  • The dam off Nevius Street in the borough was built in 1901 and has been a fishermen's favorite ever since. Its demolition will open the river to a spring spawning run of American shad all the way to the Headgates, a waterfall dam at the upstream west end of Duke Island Park.
  • Known to locals as "the falls," the Nevius dam's where generations of Raritan kids and adults from all over have caught fish off the falls and below. Upstream used to be a mostly silted-in mud bottom, but below there were always bass and panfish the year-round and trout in the spring.
  • In addition to American shad, hickory shad, herring and striped bass also come upriver from the ocean, and although shad often jump when hooked by anglers, they don't jump over falls or dams. The shad, scarce in the river, can swim past waterfalls during floods.
  • The Raritan is heavily stocked with spring trout but, unlike some other big rivers, gets no walleyes, northern pike or channel catfish. Looks like anglers may see more shad, but will lose their all-year fishing hole in Raritan.
  • Calco Dam in Bridgewater was the first of three dams whose removal was financed by compensation for past pollution from a refinery and three polymer plants. That dam was demolished in July 2011, then the Robert Street Dam about a mile upstream from Raritan was taken out last summer.

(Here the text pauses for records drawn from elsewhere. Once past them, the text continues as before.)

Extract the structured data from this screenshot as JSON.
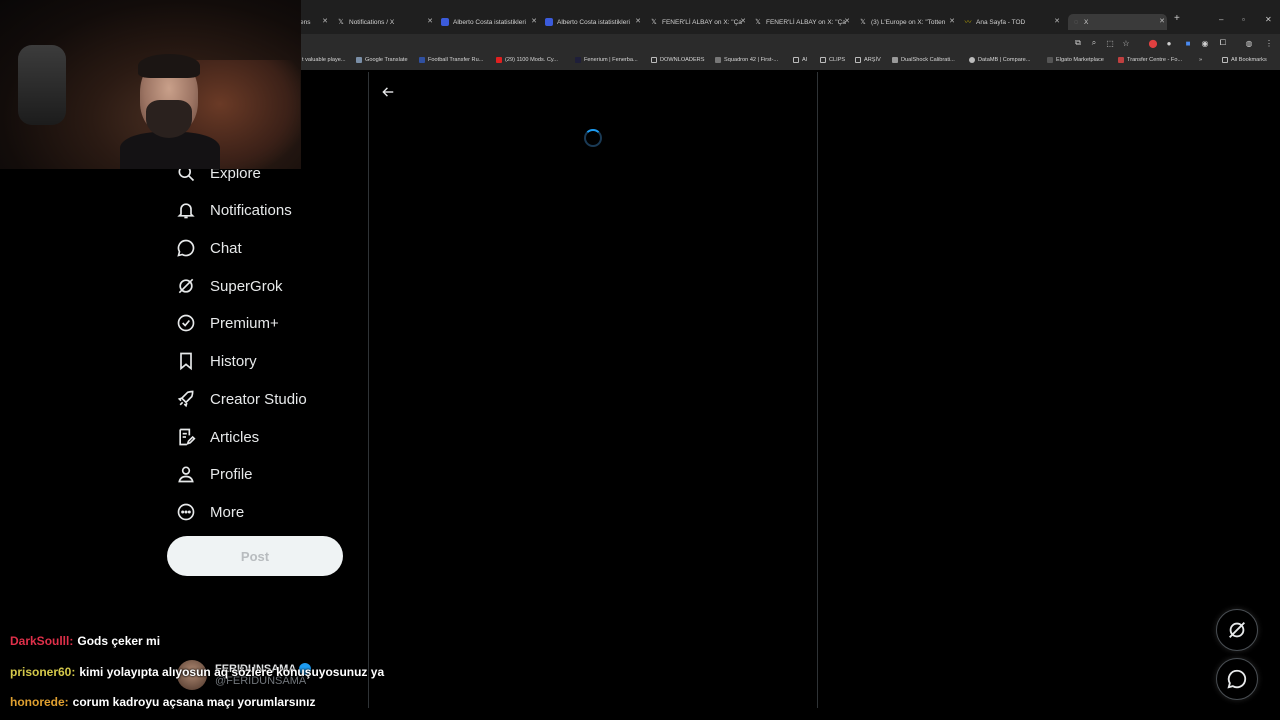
{
  "browser": {
    "tabs": [
      {
        "label": "ens",
        "favicon": "page-icon"
      },
      {
        "label": "Notifications / X",
        "favicon": "x-logo-icon"
      },
      {
        "label": "Alberto Costa istatistikleri",
        "favicon": "stats-site-icon"
      },
      {
        "label": "Alberto Costa istatistikleri",
        "favicon": "stats-site-icon"
      },
      {
        "label": "FENER'Lİ ALBAY on X: \"Ça",
        "favicon": "x-logo-icon"
      },
      {
        "label": "FENER'Lİ ALBAY on X: \"Ça",
        "favicon": "x-logo-icon"
      },
      {
        "label": "(3) L'Europe on X: \"Totten",
        "favicon": "x-logo-icon"
      },
      {
        "label": "Ana Sayfa - TOD",
        "favicon": "tod-icon"
      },
      {
        "label": "X",
        "favicon": "loading-icon"
      }
    ],
    "new_tab_symbol": "+",
    "bookmarks": [
      {
        "label": "t valuable playe..."
      },
      {
        "label": "Google Translate"
      },
      {
        "label": "Football Transfer Ru..."
      },
      {
        "label": "(29) 1100 Mods. Cy..."
      },
      {
        "label": "Fenerium | Fenerba..."
      },
      {
        "label": "DOWNLOADERS"
      },
      {
        "label": "Squadron 42 | First-..."
      },
      {
        "label": "AI"
      },
      {
        "label": "CLIPS"
      },
      {
        "label": "ARŞİV"
      },
      {
        "label": "DualShock Calibrati..."
      },
      {
        "label": "DataMB | Compare..."
      },
      {
        "label": "Elgato Marketplace"
      },
      {
        "label": "Transfer Centre - Fo..."
      },
      {
        "label": "All Bookmarks"
      }
    ]
  },
  "sidebar": {
    "items": [
      {
        "label": "Explore",
        "icon": "search-icon"
      },
      {
        "label": "Notifications",
        "icon": "bell-icon"
      },
      {
        "label": "Chat",
        "icon": "chat-bubble-icon"
      },
      {
        "label": "SuperGrok",
        "icon": "grok-icon"
      },
      {
        "label": "Premium+",
        "icon": "verified-badge-icon"
      },
      {
        "label": "History",
        "icon": "bookmark-icon"
      },
      {
        "label": "Creator Studio",
        "icon": "rocket-icon"
      },
      {
        "label": "Articles",
        "icon": "article-icon"
      },
      {
        "label": "Profile",
        "icon": "person-icon"
      },
      {
        "label": "More",
        "icon": "more-circle-icon"
      }
    ],
    "post_label": "Post"
  },
  "account": {
    "name": "FERIDUNSAMA",
    "handle": "@FERIDUNSAMA"
  },
  "chat_overlay": [
    {
      "user": "DarkSoulll:",
      "message": "Gods çeker mi",
      "color": "#e0304a"
    },
    {
      "user": "prisoner60:",
      "message": "kimi yolayıpta alıyosun aq sözlere konuşuyosunuz ya",
      "color": "#d4c84a"
    },
    {
      "user": "honorede:",
      "message": "corum kadroyu açsana maçı yorumlarsınız",
      "color": "#e0a030"
    }
  ],
  "colors": {
    "accent": "#1d9bf0",
    "background": "#000000",
    "border": "#2f3336",
    "text": "#e7e9ea"
  }
}
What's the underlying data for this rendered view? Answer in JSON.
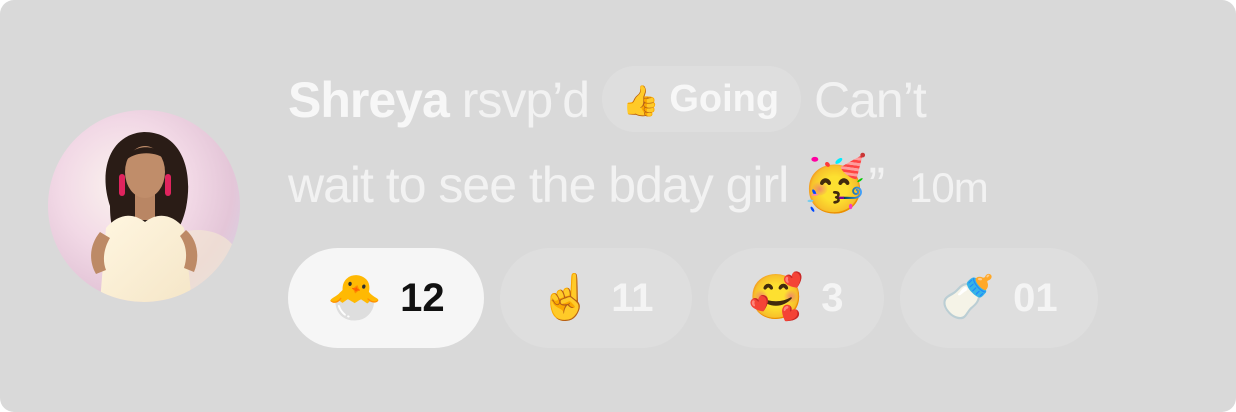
{
  "colors": {
    "card_bg": "#d9d9d9",
    "text": "#f2f2f2",
    "chip_bg": "#dedede",
    "chip_active_bg": "#f6f6f6",
    "active_count": "#111111"
  },
  "activity": {
    "user_name": "Shreya",
    "action": "rsvp’d",
    "status_badge": {
      "icon": "thumbs-up-icon",
      "glyph": "👍",
      "label": "Going"
    },
    "comment_line1": "Can’t",
    "comment_line2": "wait to see the bday girl",
    "comment_emoji": "🥳",
    "comment_close": "”",
    "time_ago": "10m"
  },
  "reactions": [
    {
      "name": "hatching-chick",
      "glyph": "🐣",
      "count": "12",
      "active": true
    },
    {
      "name": "index-pointing-up",
      "glyph": "☝️",
      "count": "11",
      "active": false
    },
    {
      "name": "smiling-face-with-hearts",
      "glyph": "🥰",
      "count": "3",
      "active": false
    },
    {
      "name": "baby-bottle",
      "glyph": "🍼",
      "count": "01",
      "active": false
    }
  ]
}
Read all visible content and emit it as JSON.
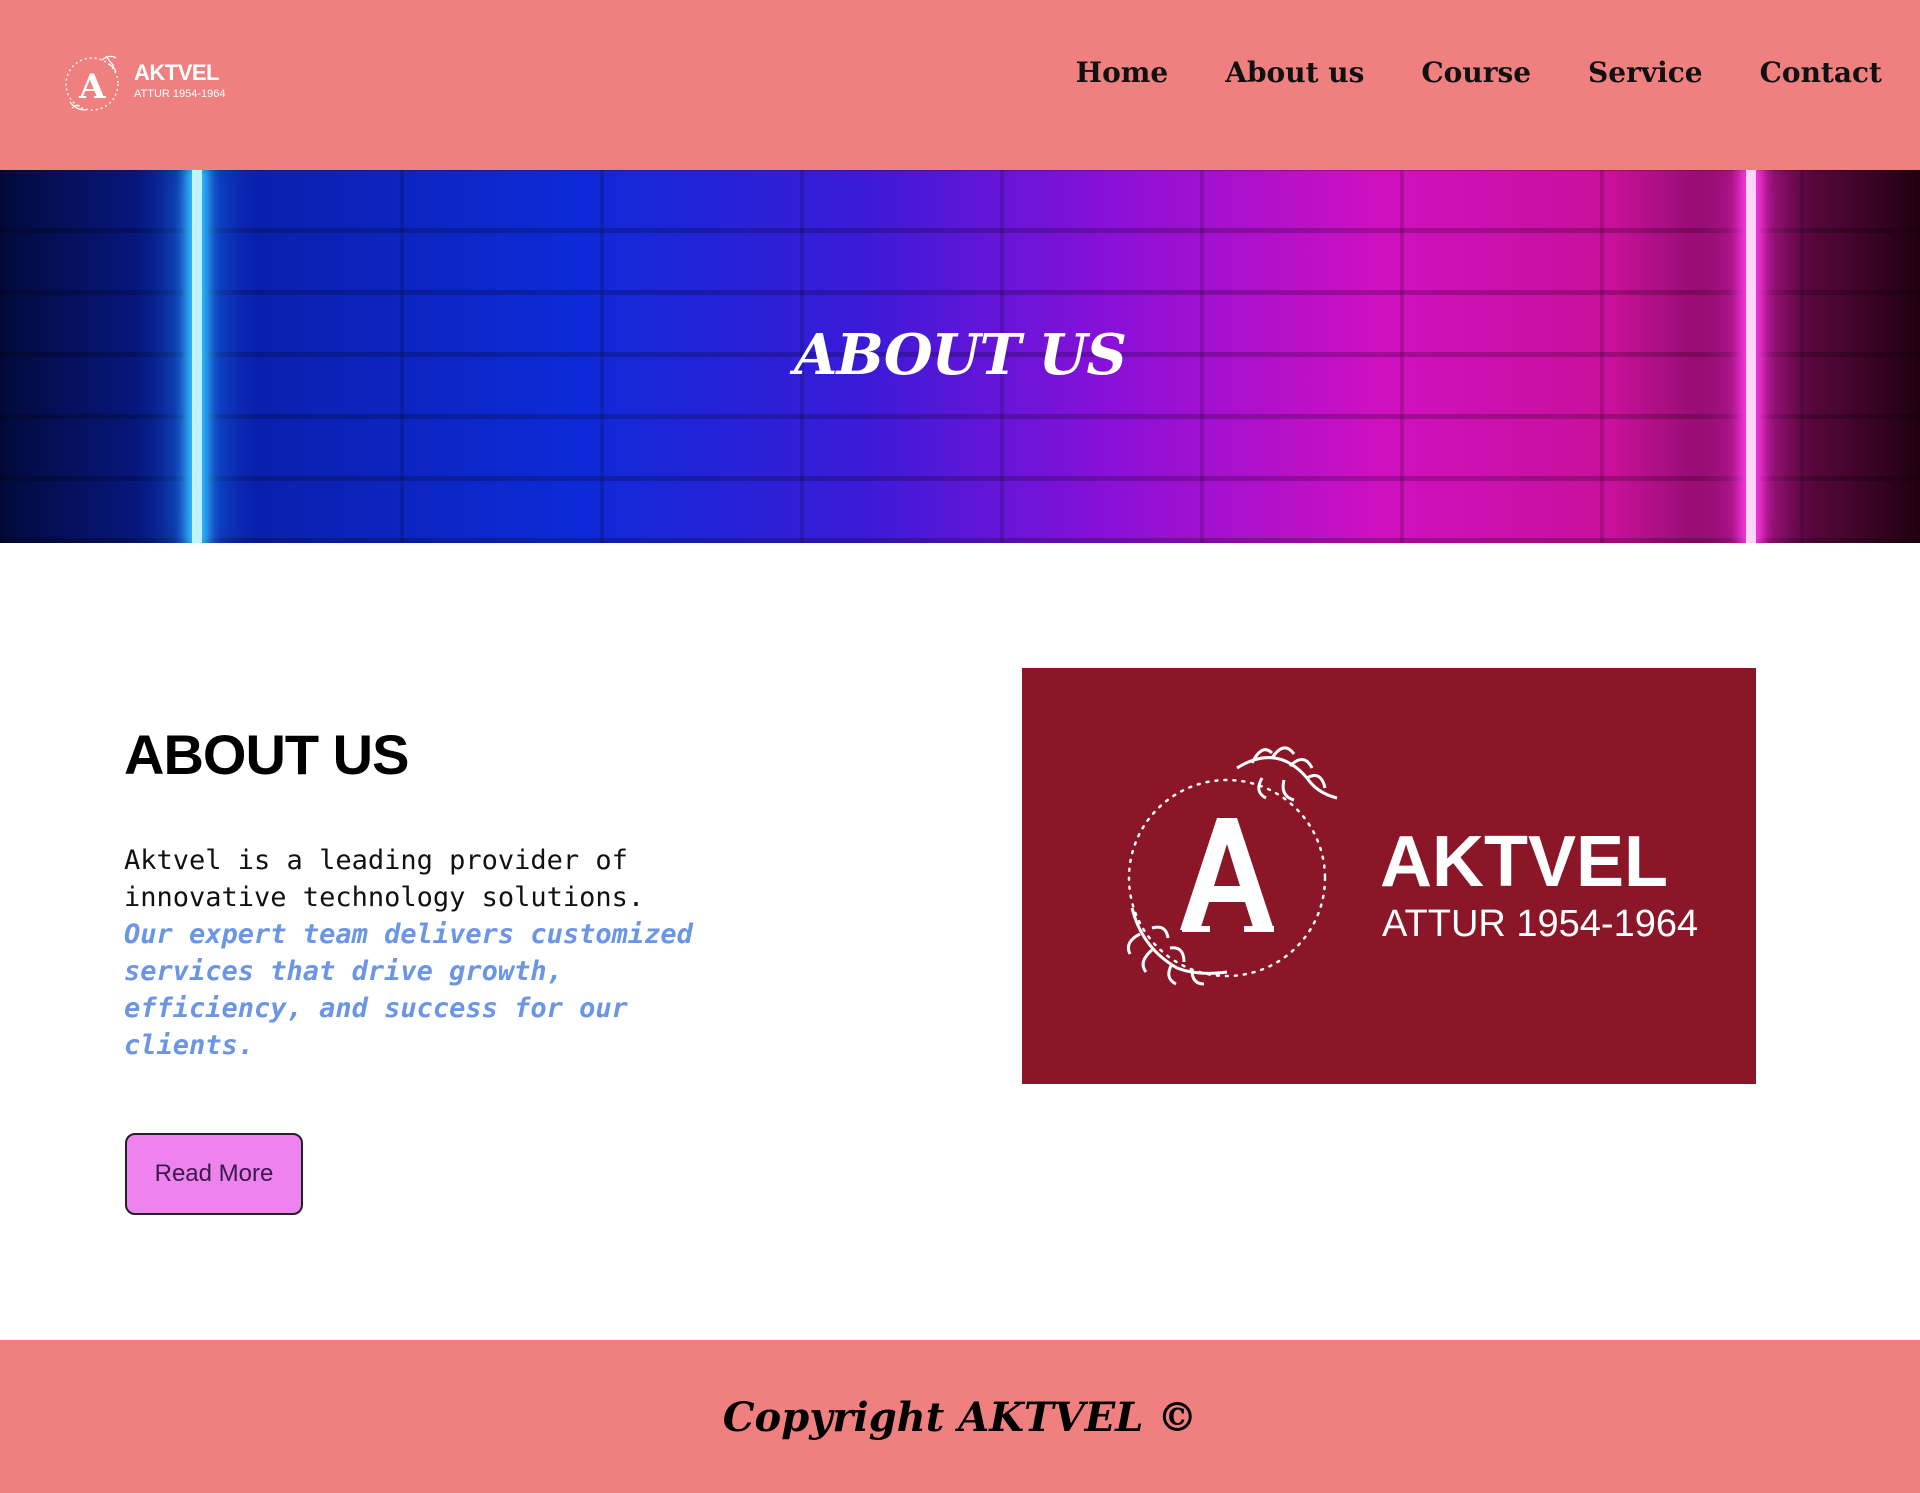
{
  "brand": {
    "name": "AKTVEL",
    "tagline": "ATTUR 1954-1964"
  },
  "nav": {
    "items": [
      {
        "label": "Home"
      },
      {
        "label": "About us"
      },
      {
        "label": "Course"
      },
      {
        "label": "Service"
      },
      {
        "label": "Contact"
      }
    ]
  },
  "hero": {
    "title": "ABOUT US"
  },
  "about": {
    "heading": "ABOUT US",
    "text_plain": "Aktvel is a leading provider of innovative technology solutions.",
    "text_highlight": "Our expert team delivers customized services that drive growth, efficiency, and success for our clients.",
    "button_label": "Read More"
  },
  "footer": {
    "copyright": "Copyright AKTVEL ©"
  },
  "colors": {
    "header_bg": "#f08080",
    "footer_bg": "#f08080",
    "highlight_text": "#6b95e6",
    "button_bg": "#ee82ee",
    "image_bg": "#8b1628"
  }
}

(Text credit: www.britannica.com www.DailyRecord.com www.NJ.com)

Video Links:

Removal of first, Calco Dam

www.youtube.com/watch

Robert Street Dam Removal Part 1

www.youtube.com/watch

Robert Street Dam Removal Part 2

www.youtube.com/watch

IMMEDIATE RELEASE:

From: "Debra Hoover"

July 22, 2013

START OF THIRD DAM REMOVAL FROM RARITAN RIVER TRENTON - On Tuesday, July 23, at 10 a.m., the Department of Environmental Protection and Duke Farms will host a joint event as work begins to remove a third dam from the Raritan River, to create a more free flowing river, as part of a natural resources damage settlement.

The DEP's Division of Fish and Wildlife Director Dave Chanda will be joined by Duke Farms Executive Director Michael Catania, Somerset County Freeholder Peter Palmer and Raritan Borough Mayor Jo-Ann Liptak, who will speak at the event.

There will be ample opportunities for photos or videos of the dam removal work from the bridge overlooking the dam and for interviews on the engineering and environmental aspects of the project.

Removal of the Nevius Street Dam in Raritan Borough is the third dam elimination project on the Raritan River over the past three years that has been financed by a landmark natural resource damages settlement secured by the DEP in 2010 with El Paso Corporation, which is now Kinder Morgan. It will further open a 10-mile stretch of the middle and upper portions of the river to fish spawning and migration, and will allow for more recreational opportunities.

For GPS users, the event will be held on the Nevius Street Bridge in Raritan Borough, near 20 Mill Street, Raritan, 08869.

Directions: Approaching from Route 206 North or South, turn onto Orlando Drive, which merges with Canal Street. Turn left onto Nevius Street and then left onto Mill Street.